Records from a data source →
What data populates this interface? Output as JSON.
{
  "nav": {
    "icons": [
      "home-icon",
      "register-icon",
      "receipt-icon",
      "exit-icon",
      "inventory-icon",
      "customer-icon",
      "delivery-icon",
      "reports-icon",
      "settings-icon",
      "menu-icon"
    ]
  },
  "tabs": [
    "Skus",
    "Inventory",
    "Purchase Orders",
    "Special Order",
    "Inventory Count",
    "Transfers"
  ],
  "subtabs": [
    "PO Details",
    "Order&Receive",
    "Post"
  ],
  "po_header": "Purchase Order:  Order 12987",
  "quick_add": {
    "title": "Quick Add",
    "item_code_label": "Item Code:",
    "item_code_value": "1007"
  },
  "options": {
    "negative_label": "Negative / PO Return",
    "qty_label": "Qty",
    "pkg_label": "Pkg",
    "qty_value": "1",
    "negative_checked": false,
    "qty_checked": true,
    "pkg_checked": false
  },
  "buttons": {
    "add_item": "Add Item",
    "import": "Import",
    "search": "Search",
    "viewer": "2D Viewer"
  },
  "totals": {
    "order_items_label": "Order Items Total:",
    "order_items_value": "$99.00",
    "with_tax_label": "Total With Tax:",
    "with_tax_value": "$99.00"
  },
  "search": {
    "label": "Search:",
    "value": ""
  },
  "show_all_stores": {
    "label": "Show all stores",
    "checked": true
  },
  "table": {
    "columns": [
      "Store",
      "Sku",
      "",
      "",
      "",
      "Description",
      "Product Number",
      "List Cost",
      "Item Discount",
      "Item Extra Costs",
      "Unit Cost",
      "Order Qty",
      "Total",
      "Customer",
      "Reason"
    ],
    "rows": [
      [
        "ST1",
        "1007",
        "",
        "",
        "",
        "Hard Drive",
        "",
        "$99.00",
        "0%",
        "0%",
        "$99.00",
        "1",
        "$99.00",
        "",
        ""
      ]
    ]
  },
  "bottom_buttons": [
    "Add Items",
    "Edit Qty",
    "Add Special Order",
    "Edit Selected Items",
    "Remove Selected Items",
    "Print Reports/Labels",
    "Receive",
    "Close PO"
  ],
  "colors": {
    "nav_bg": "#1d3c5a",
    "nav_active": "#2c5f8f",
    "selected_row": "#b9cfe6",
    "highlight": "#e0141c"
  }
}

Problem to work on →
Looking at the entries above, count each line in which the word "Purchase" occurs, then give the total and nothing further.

Answer to the problem →
2